“These regional partnerships that create incentives for people of all ages to give biking a try are essential as we work to build a bike system that accommodates riders from age eight to eighty,” said PBOT Director Leah Treat. “Portland has been celebrating Bike Month since the 1970’s and we are proud to be a bicycling leader. Showing our youngest riders how fun and easy biking can be will help us continue to grow our bike-friendly city.”
Portland Bike Month runs throughout the month of May with events happening across the city sponsored by multiple organizations to encourage people of all ages to get on their bike and enjoy the spring sunshine and hundreds of miles of bike lanes and neighborhood greenways in the city of Portland.
Information about Bike Month events hosted by the Portland Bureau of Transportation can be found at:www.pdxbikemonth.com
About biking in Portland:
- In Portland, 7.2% of commuters go by bike. This is the highest percentage of bike commuters for a large American city and means more than 17,000 workers in Portland choose to bicycle. Nationally, 0.5% of commuters bicycle.
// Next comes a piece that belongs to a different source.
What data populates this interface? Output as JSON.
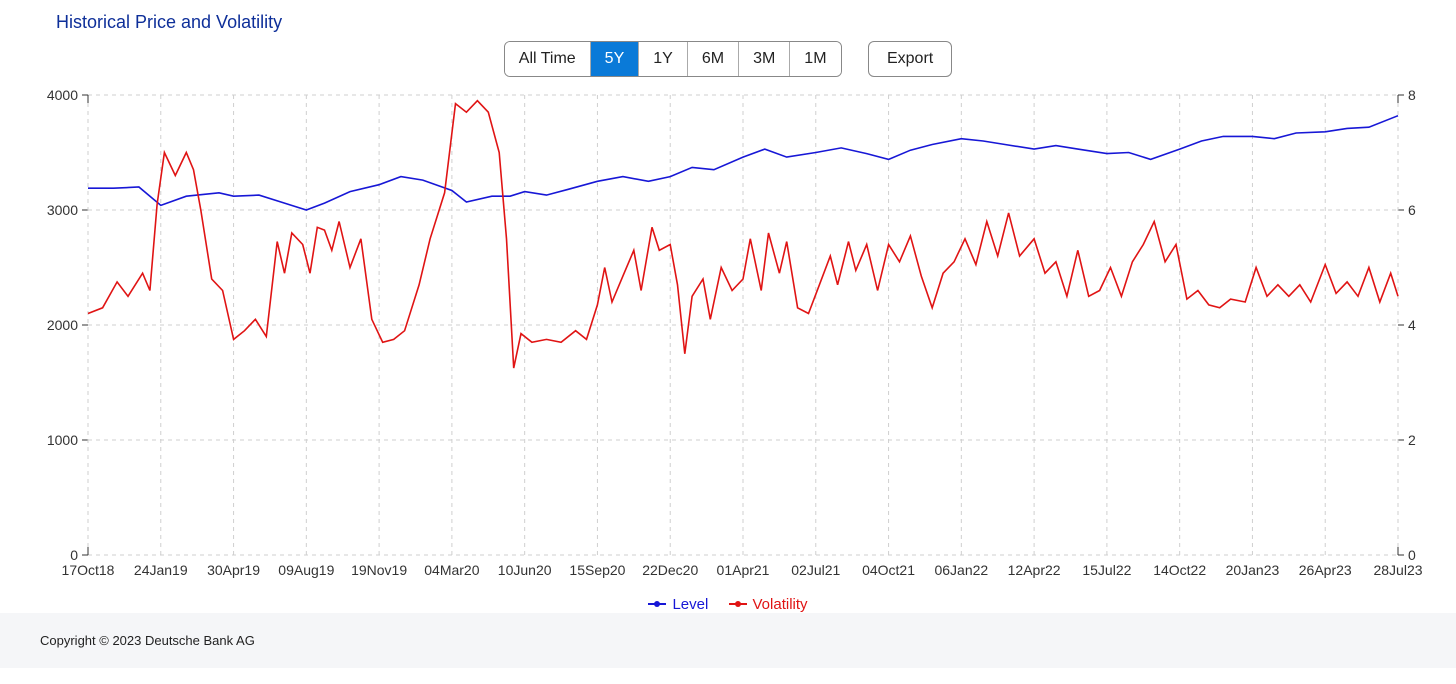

In addition, 238% more people biked to work in 2010 than in 2000.
- 350 miles of bikeways are on the ground in Portland, with more than 50 more miles funded to be installed in the next few years. The 319 miles are of three types:
o 77 miles of Neighborhood Greenways
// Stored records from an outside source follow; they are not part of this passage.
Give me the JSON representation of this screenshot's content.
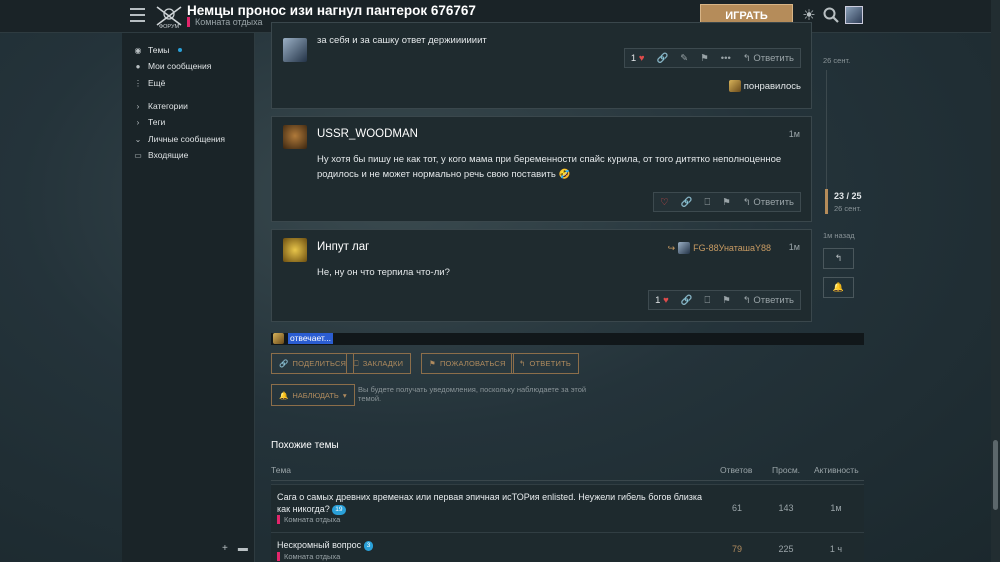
{
  "header": {
    "title": "Немцы пронос изи нагнул пантерок 676767",
    "category": "Комната отдыха",
    "play_button": "ИГРАТЬ",
    "logo_text": "ФОРУМ"
  },
  "sidebar": {
    "items": [
      {
        "label": "Темы",
        "icon": "layers-icon"
      },
      {
        "label": "Мои сообщения",
        "icon": "user-icon"
      },
      {
        "label": "Ещё",
        "icon": "more-vertical-icon"
      },
      {
        "label": "Категории",
        "icon": "chevron-right-icon"
      },
      {
        "label": "Теги",
        "icon": "chevron-right-icon"
      },
      {
        "label": "Личные сообщения",
        "icon": "chevron-down-icon"
      },
      {
        "label": "Входящие",
        "icon": "inbox-icon"
      }
    ]
  },
  "posts": [
    {
      "text": "за себя и за сашку ответ держиииииит",
      "likes": "1",
      "reply_label": "Ответить",
      "reaction_text": "понравилось"
    },
    {
      "username": "USSR_WOODMAN",
      "time": "1м",
      "text": "Ну хотя бы пишу не как тот, у кого мама при беременности спайс курила, от того дитятко неполноценное родилось и не может нормально речь свою поставить",
      "emoji": "🤣",
      "reply_label": "Ответить"
    },
    {
      "username": "Инпут лаг",
      "time": "1м",
      "reply_to": "FG-88УнаташаY88",
      "text": "Не, ну он что терпила что-ли?",
      "likes": "1",
      "reply_label": "Ответить"
    }
  ],
  "typing": {
    "label": "отвечает..."
  },
  "topic_buttons": {
    "share": "ПОДЕЛИТЬСЯ",
    "bookmark": "ЗАКЛАДКИ",
    "flag": "ПОЖАЛОВАТЬСЯ",
    "reply": "ОТВЕТИТЬ"
  },
  "notifications": {
    "button": "НАБЛЮДАТЬ",
    "description": "Вы будете получать уведомления, поскольку наблюдаете за этой темой."
  },
  "timeline": {
    "top_date": "26 сент.",
    "position": "23 / 25",
    "current_date": "26 сент.",
    "last": "1м назад"
  },
  "similar": {
    "heading": "Похожие темы",
    "columns": [
      "Тема",
      "Ответов",
      "Просм.",
      "Активность"
    ],
    "rows": [
      {
        "title": "Сага о самых древних временах или первая эпичная исТОРия enlisted. Неужели гибель богов близка как никогда?",
        "badge": "19",
        "category": "Комната отдыха",
        "replies": "61",
        "views": "143",
        "activity": "1м"
      },
      {
        "title": "Нескромный вопрос",
        "badge": "3",
        "category": "Комната отдыха",
        "replies": "79",
        "views": "225",
        "activity": "1 ч"
      }
    ]
  },
  "colors": {
    "accent": "#b58c5a",
    "category": "#e3256b",
    "badge": "#2aa0d8",
    "like": "#e04b4b"
  }
}
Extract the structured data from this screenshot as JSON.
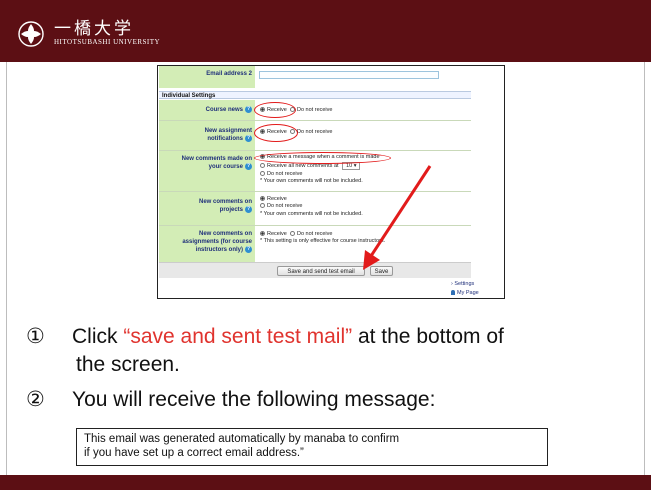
{
  "header": {
    "logo_jp": "一橋大学",
    "logo_en": "HITOTSUBASHI UNIVERSITY"
  },
  "form": {
    "email2_label": "Email address 2",
    "section_title": "Individual Settings",
    "course_news": {
      "label": "Course news",
      "opt_receive": "Receive",
      "opt_not": "Do not receive"
    },
    "assignment": {
      "label1": "New assignment",
      "label2": "notifications",
      "opt_receive": "Receive",
      "opt_not": "Do not receive"
    },
    "comments_course": {
      "label1": "New comments made on",
      "label2": "your course",
      "opt1": "Receive a message when a comment is made",
      "opt2": "Receive all new comments at",
      "select_value": "10",
      "opt3": "Do not receive",
      "note": "* Your own comments will not be included."
    },
    "comments_projects": {
      "label1": "New comments on",
      "label2": "projects",
      "opt_receive": "Receive",
      "opt_not": "Do not receive",
      "note": "* Your own comments will not be included."
    },
    "comments_assignments": {
      "label1": "New comments on",
      "label2": "assignments (for course",
      "label3": "instructors only)",
      "opt_receive": "Receive",
      "opt_not": "Do not receive",
      "note": "* This setting is only effective for course instructors."
    },
    "save_test_button": "Save and send test email",
    "save_button": "Save",
    "link_settings": "Settings",
    "link_mypage": "My Page",
    "help_mark": "?"
  },
  "instructions": {
    "step1_num": "①",
    "step1_pre": "Click ",
    "step1_highlight": "“save and sent test mail”",
    "step1_post": " at the bottom of",
    "step1_line2": "the screen.",
    "step2_num": "②",
    "step2_text": "You will receive the following message:"
  },
  "message_box": {
    "line1": "This email was generated automatically by manaba to confirm",
    "line2": "if you have set up a correct email address.”"
  },
  "colors": {
    "brand": "#5c0f14",
    "highlight_red": "#e0332e",
    "label_green": "#d3edb6"
  },
  "icons": {
    "logo": "university-seal-icon",
    "help": "help-icon",
    "arrow": "red-arrow-annotation"
  }
}
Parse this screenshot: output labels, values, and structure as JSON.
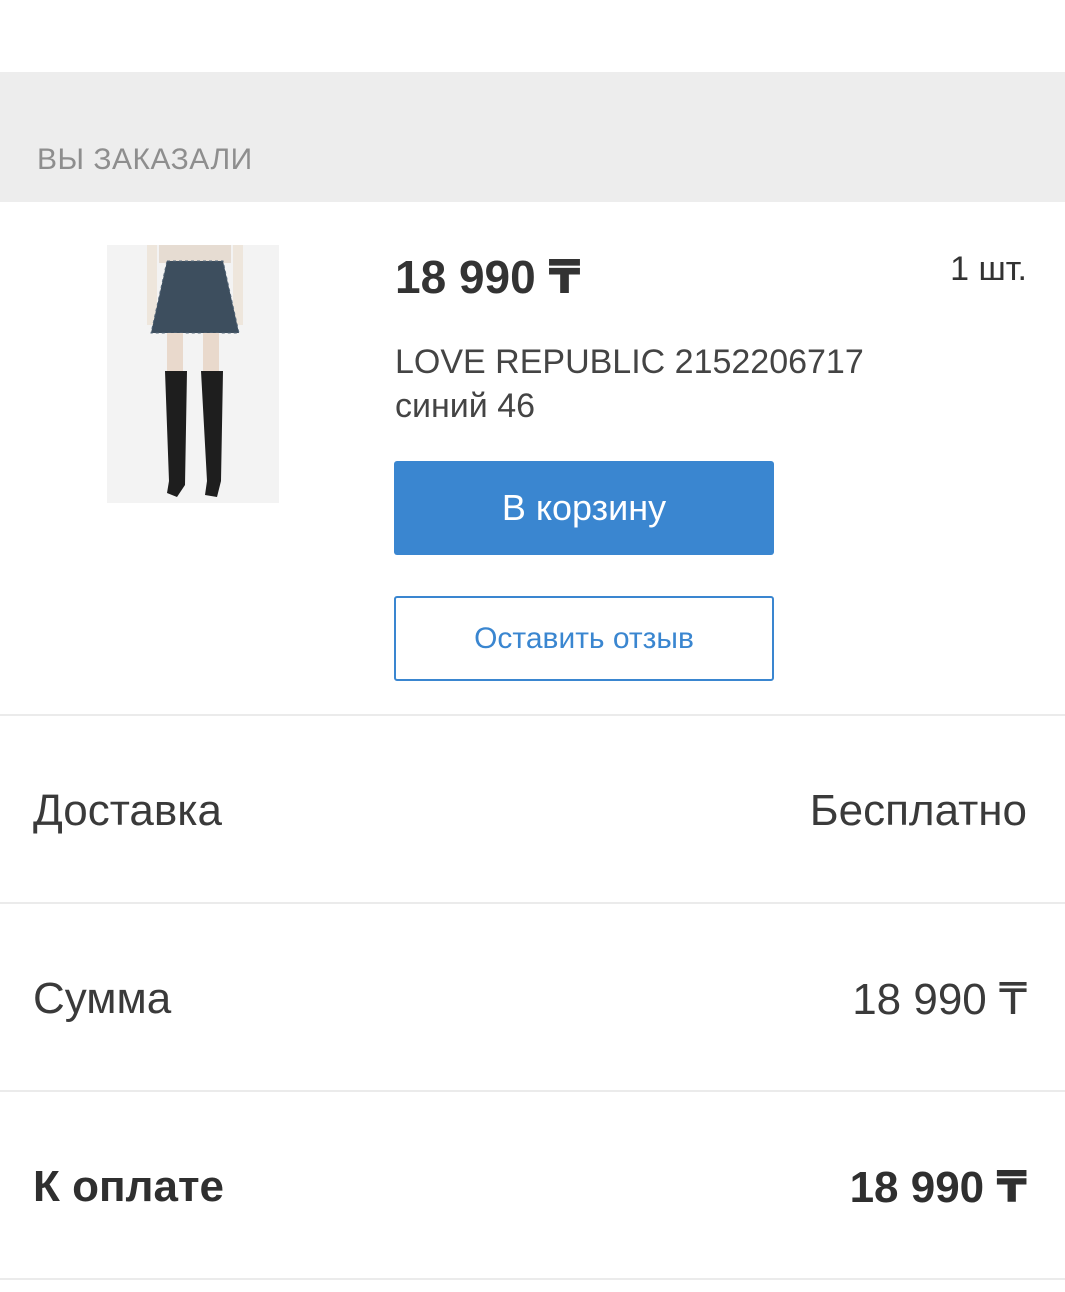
{
  "order_section": {
    "title": "ВЫ ЗАКАЗАЛИ"
  },
  "product": {
    "price": "18 990 ₸",
    "quantity": "1 шт.",
    "name": "LOVE REPUBLIC 2152206717",
    "variant": "синий 46",
    "image_alt": "product-photo-skirt",
    "add_to_cart_label": "В корзину",
    "review_label": "Оставить отзыв"
  },
  "summary": {
    "delivery_label": "Доставка",
    "delivery_value": "Бесплатно",
    "sum_label": "Сумма",
    "sum_value": "18 990 ₸",
    "total_label": "К оплате",
    "total_value": "18 990 ₸"
  },
  "colors": {
    "accent": "#3a86d0",
    "header_bg": "#ededed",
    "muted_text": "#8e8e8e"
  }
}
o 188 miles of bike lanes, and
o 85 miles of paths.
- Over 100 schools are served by Portland’s Safe Routes to School Program, with services that include:
o 31 traffic engineering plans designed for schools to make pick-up and drop-off safer, more efficient and less polluted and
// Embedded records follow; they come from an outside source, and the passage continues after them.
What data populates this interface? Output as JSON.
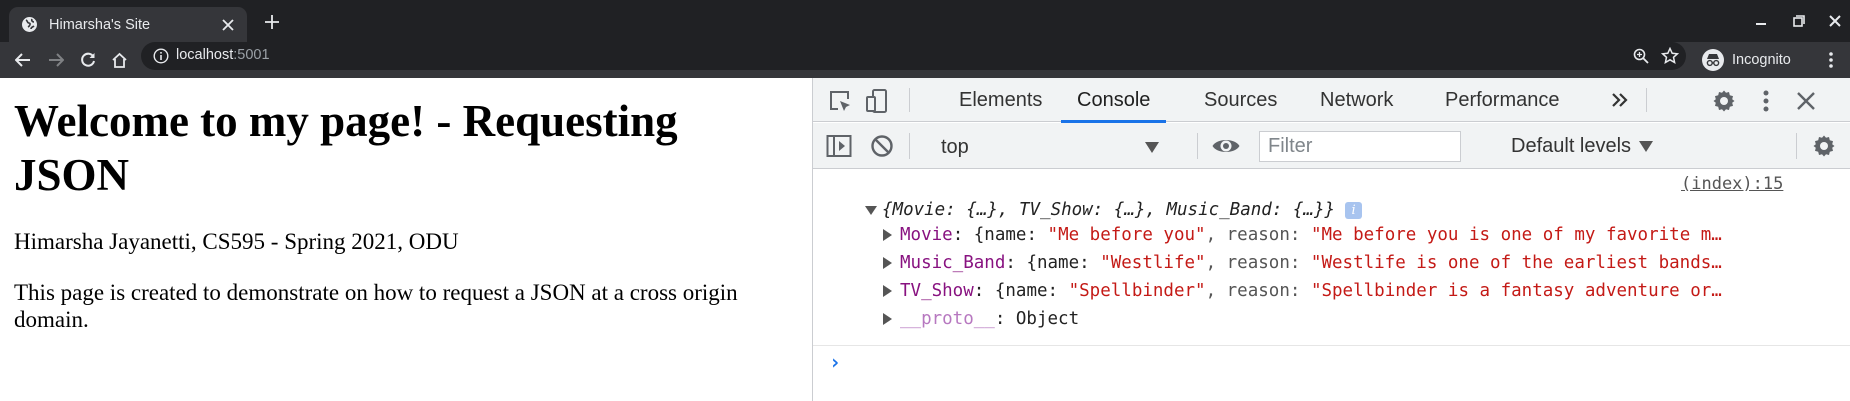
{
  "browser": {
    "tab_title": "Himarsha's Site",
    "url_host": "localhost",
    "url_port": ":5001",
    "profile_label": "Incognito",
    "colors": {
      "frame": "#202124",
      "toolbar": "#35363a",
      "text": "#e8eaed",
      "accent": "#1a73e8"
    }
  },
  "page": {
    "heading": "Welcome to my page! - Requesting JSON",
    "author_line": "Himarsha Jayanetti, CS595 - Spring 2021, ODU",
    "description": "This page is created to demonstrate on how to request a JSON at a cross origin domain."
  },
  "devtools": {
    "tabs": [
      "Elements",
      "Console",
      "Sources",
      "Network",
      "Performance"
    ],
    "active_tab": "Console",
    "more_tabs_icon": "chevron-double-right-icon",
    "context_value": "top",
    "filter_placeholder": "Filter",
    "levels_label": "Default levels",
    "console": {
      "source_link": "(index):15",
      "object_summary": "{Movie: {…}, TV_Show: {…}, Music_Band: {…}}",
      "info_badge": "i",
      "properties": [
        {
          "key": "Movie",
          "open": "{name: ",
          "name": "\"Me before you\"",
          "mid": ", reason: ",
          "reason": "\"Me before you is one of my favorite m…"
        },
        {
          "key": "Music_Band",
          "open": "{name: ",
          "name": "\"Westlife\"",
          "mid": ", reason: ",
          "reason": "\"Westlife is one of the earliest bands…"
        },
        {
          "key": "TV_Show",
          "open": "{name: ",
          "name": "\"Spellbinder\"",
          "mid": ", reason: ",
          "reason": "\"Spellbinder is a fantasy adventure or…"
        }
      ],
      "proto_key": "__proto__",
      "proto_value": ": Object",
      "prompt_symbol": "›"
    }
  }
}
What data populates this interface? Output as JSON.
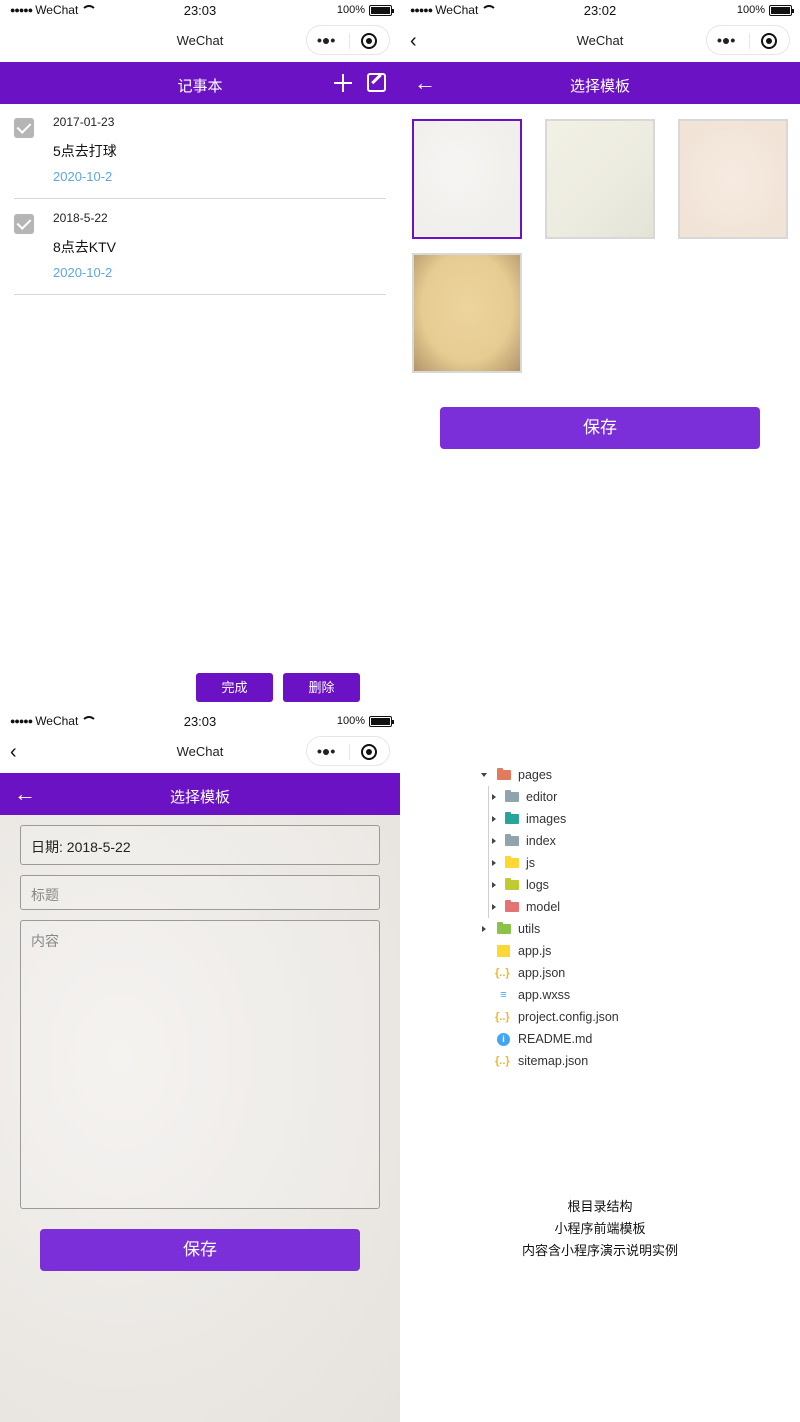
{
  "status": {
    "carrier": "WeChat",
    "battery": "100%",
    "time_a": "23:03",
    "time_b": "23:02",
    "time_c": "23:03"
  },
  "wechat": {
    "title": "WeChat"
  },
  "list_page": {
    "header": "记事本",
    "notes": [
      {
        "date": "2017-01-23",
        "text": "5点去打球",
        "stamp": "2020-10-2"
      },
      {
        "date": "2018-5-22",
        "text": "8点去KTV",
        "stamp": "2020-10-2"
      }
    ],
    "done_label": "完成",
    "delete_label": "删除"
  },
  "template_page": {
    "header": "选择模板",
    "templates": [
      "#f0efec",
      "#ecebe0",
      "#f1e3d6",
      "#e6cc92"
    ],
    "selected": 0,
    "save_label": "保存"
  },
  "editor_page": {
    "header": "选择模板",
    "date_field": "日期: 2018-5-22",
    "title_placeholder": "标题",
    "content_placeholder": "内容",
    "save_label": "保存"
  },
  "tree": {
    "root": "pages",
    "children": [
      "editor",
      "images",
      "index",
      "js",
      "logs",
      "model"
    ],
    "utils": "utils",
    "files": [
      "app.js",
      "app.json",
      "app.wxss",
      "project.config.json",
      "README.md",
      "sitemap.json"
    ]
  },
  "caption": {
    "line1": "根目录结构",
    "line2": "小程序前端模板",
    "line3": "内容含小程序演示说明实例"
  },
  "colors": {
    "accent": "#6a12c4",
    "button": "#7b2fd8",
    "link": "#5aa8dc"
  }
}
o 40 education programs operating at schools to teach kids about traffic safety and how to be safe pedestrians and bicyclists when actively going to school.
For more facts about biking in Portland, visit: https://www.portlandoregon.gov/transportation/article/407660
About the Portland Bureau of Transportation:
The Portland Bureau of Transportation (PBOT) is the steward of the City’s transportation system, and a community partner in shaping a livable city. We plan, build, manage and maintain an effective and safe transportation system that provides access and mobility. Learn more at www.portlandoregon.gov/transportation. To learn more about PBOT’s efforts to encourage bicycle use and make safer routes for bicycling, see the bureau’s Active Transportation web site.
About Multnomah County Library:
Multnomah County Library is the oldest public library west of the Mississippi River, with a history that reaches back to 1864. Today, Central Library and the other 18 neighborhood libraries that make up the library system house nearly 900 computer stations for the public and a collection of two million books and other library materials. As Oregon's largest public library, Multnomah County Library serves nearly one-fifth of the state's population with a wide variety of programs and services. Learn more at www.multcolib.org.
Metro works with communities, businesses and residents in the Portland metropolitan area to chart a wise course for the future while protecting the things we love about this place. Learn more at www.oregonmetro.gov.